*INFORMATION SHOWN*:

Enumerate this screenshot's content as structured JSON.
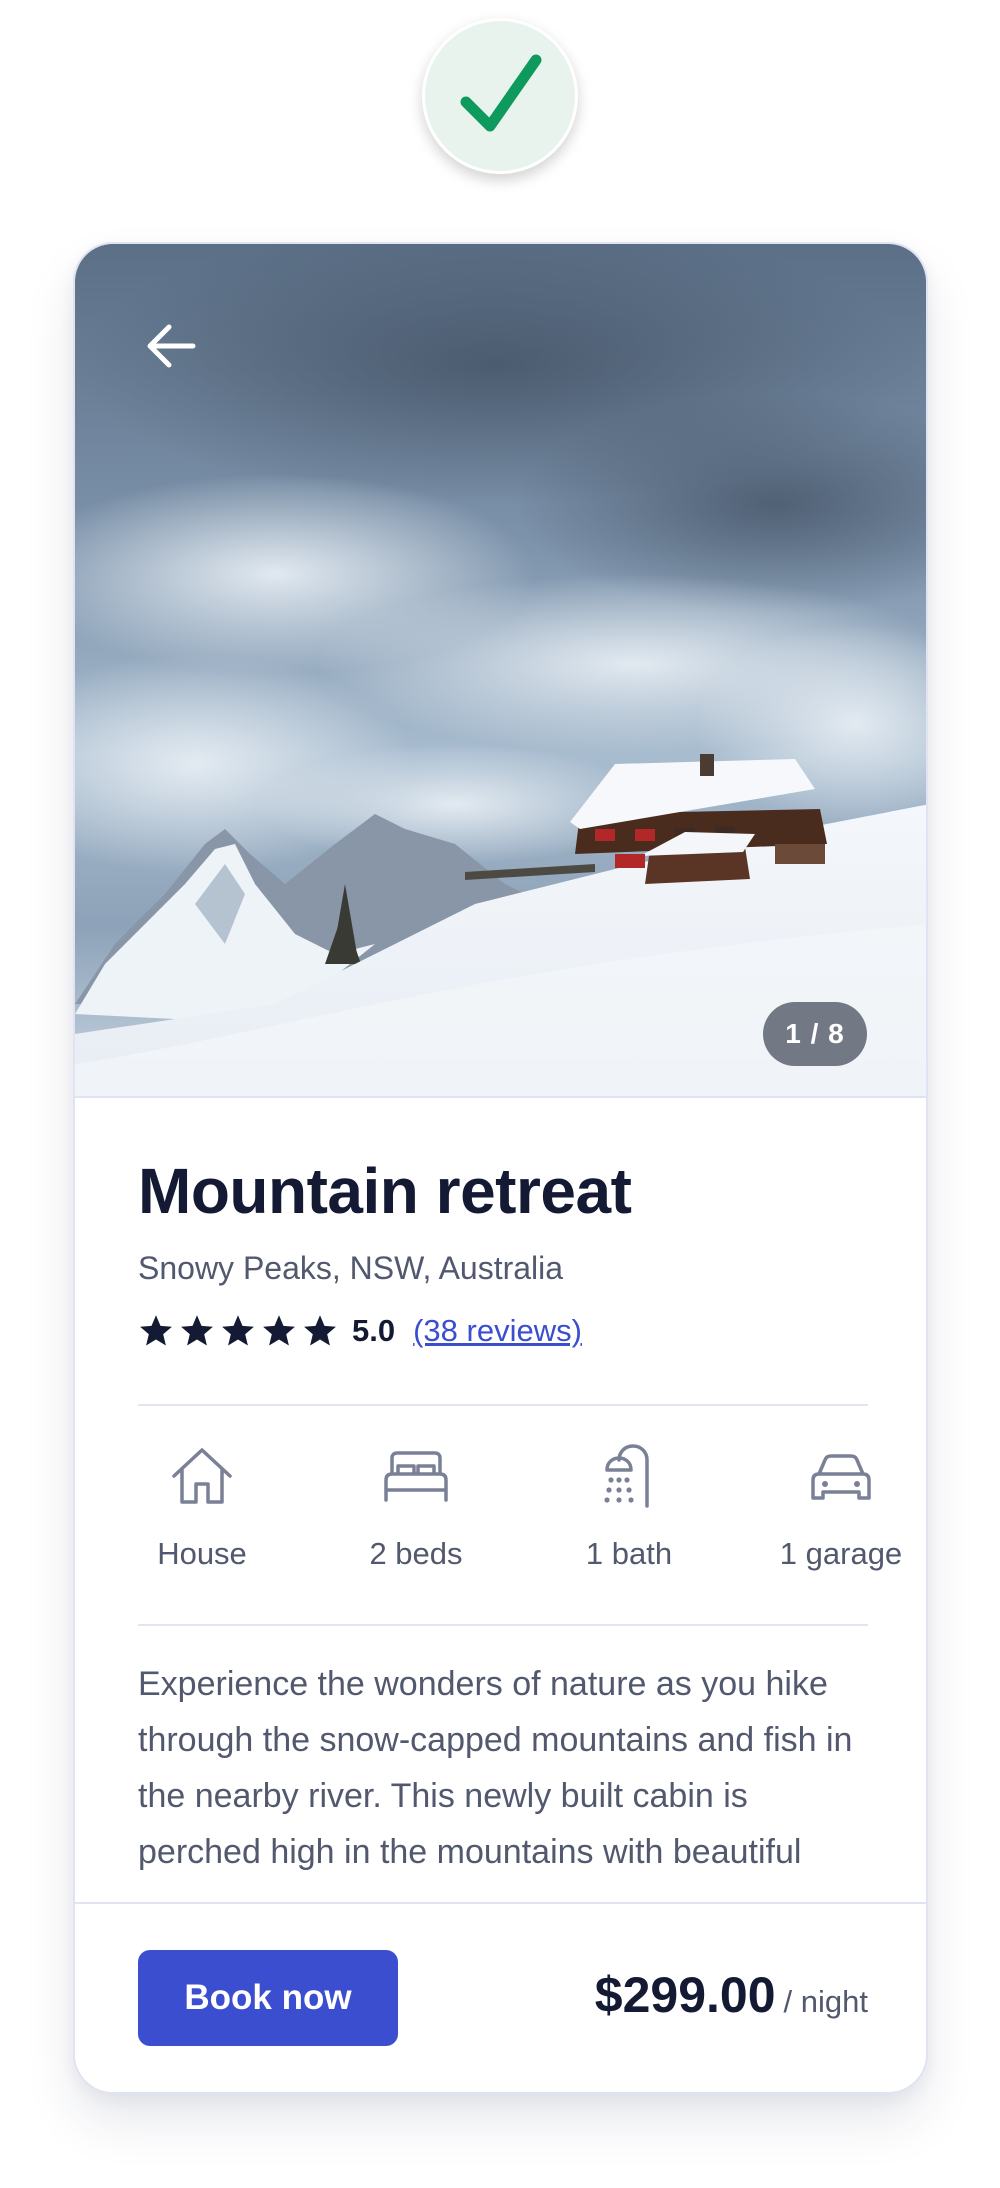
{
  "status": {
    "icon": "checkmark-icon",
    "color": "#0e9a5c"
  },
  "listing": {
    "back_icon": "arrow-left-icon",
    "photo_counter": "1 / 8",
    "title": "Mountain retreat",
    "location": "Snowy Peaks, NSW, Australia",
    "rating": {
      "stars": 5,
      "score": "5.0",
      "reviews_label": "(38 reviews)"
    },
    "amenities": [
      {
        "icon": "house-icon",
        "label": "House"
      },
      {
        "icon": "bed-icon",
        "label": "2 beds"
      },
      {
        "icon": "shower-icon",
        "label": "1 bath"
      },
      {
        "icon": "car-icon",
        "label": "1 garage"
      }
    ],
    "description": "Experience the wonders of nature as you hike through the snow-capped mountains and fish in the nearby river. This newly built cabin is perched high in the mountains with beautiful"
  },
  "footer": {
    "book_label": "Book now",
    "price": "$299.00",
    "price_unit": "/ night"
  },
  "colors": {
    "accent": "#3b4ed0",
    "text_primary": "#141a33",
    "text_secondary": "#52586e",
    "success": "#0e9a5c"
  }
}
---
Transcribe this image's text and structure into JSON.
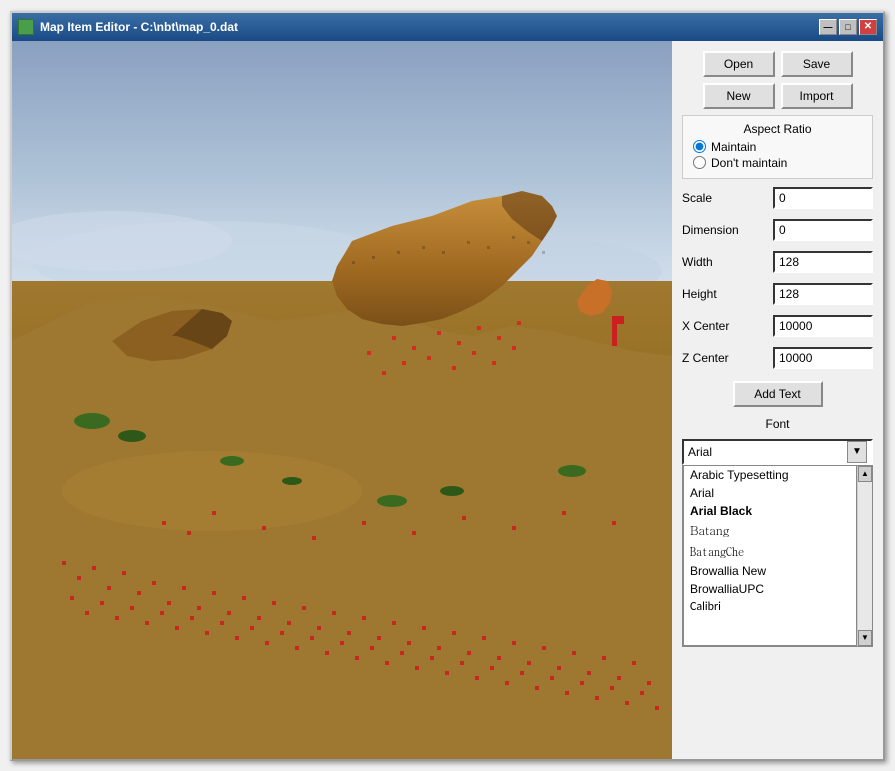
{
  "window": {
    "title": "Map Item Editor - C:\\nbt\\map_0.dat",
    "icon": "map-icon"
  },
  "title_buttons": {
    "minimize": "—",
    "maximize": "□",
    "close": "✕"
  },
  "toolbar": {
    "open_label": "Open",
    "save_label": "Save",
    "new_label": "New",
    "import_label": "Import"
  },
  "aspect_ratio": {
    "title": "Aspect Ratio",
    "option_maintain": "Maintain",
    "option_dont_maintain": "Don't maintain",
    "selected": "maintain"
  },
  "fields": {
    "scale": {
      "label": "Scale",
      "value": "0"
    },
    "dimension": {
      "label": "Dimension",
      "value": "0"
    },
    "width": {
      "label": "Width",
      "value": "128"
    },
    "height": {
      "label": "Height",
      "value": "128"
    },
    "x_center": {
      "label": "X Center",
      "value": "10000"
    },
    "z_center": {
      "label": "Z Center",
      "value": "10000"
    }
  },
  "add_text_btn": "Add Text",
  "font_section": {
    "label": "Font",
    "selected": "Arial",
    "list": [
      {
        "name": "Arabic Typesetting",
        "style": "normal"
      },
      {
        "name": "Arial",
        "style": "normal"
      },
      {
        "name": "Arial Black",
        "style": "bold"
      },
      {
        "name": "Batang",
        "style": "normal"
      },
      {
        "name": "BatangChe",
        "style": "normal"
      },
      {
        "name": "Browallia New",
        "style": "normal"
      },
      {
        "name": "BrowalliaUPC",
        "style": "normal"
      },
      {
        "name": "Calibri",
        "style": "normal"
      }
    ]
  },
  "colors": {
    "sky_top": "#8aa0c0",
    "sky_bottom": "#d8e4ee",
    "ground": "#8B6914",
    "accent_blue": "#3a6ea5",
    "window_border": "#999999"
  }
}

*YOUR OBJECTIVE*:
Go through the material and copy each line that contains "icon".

*REPLY*:
    "icon": "checkmark-icon",
    "back_icon": "arrow-left-icon",
        "icon": "house-icon",
        "icon": "bed-icon",
        "icon": "shower-icon",
        "icon": "car-icon",
    "icon": "map-icon"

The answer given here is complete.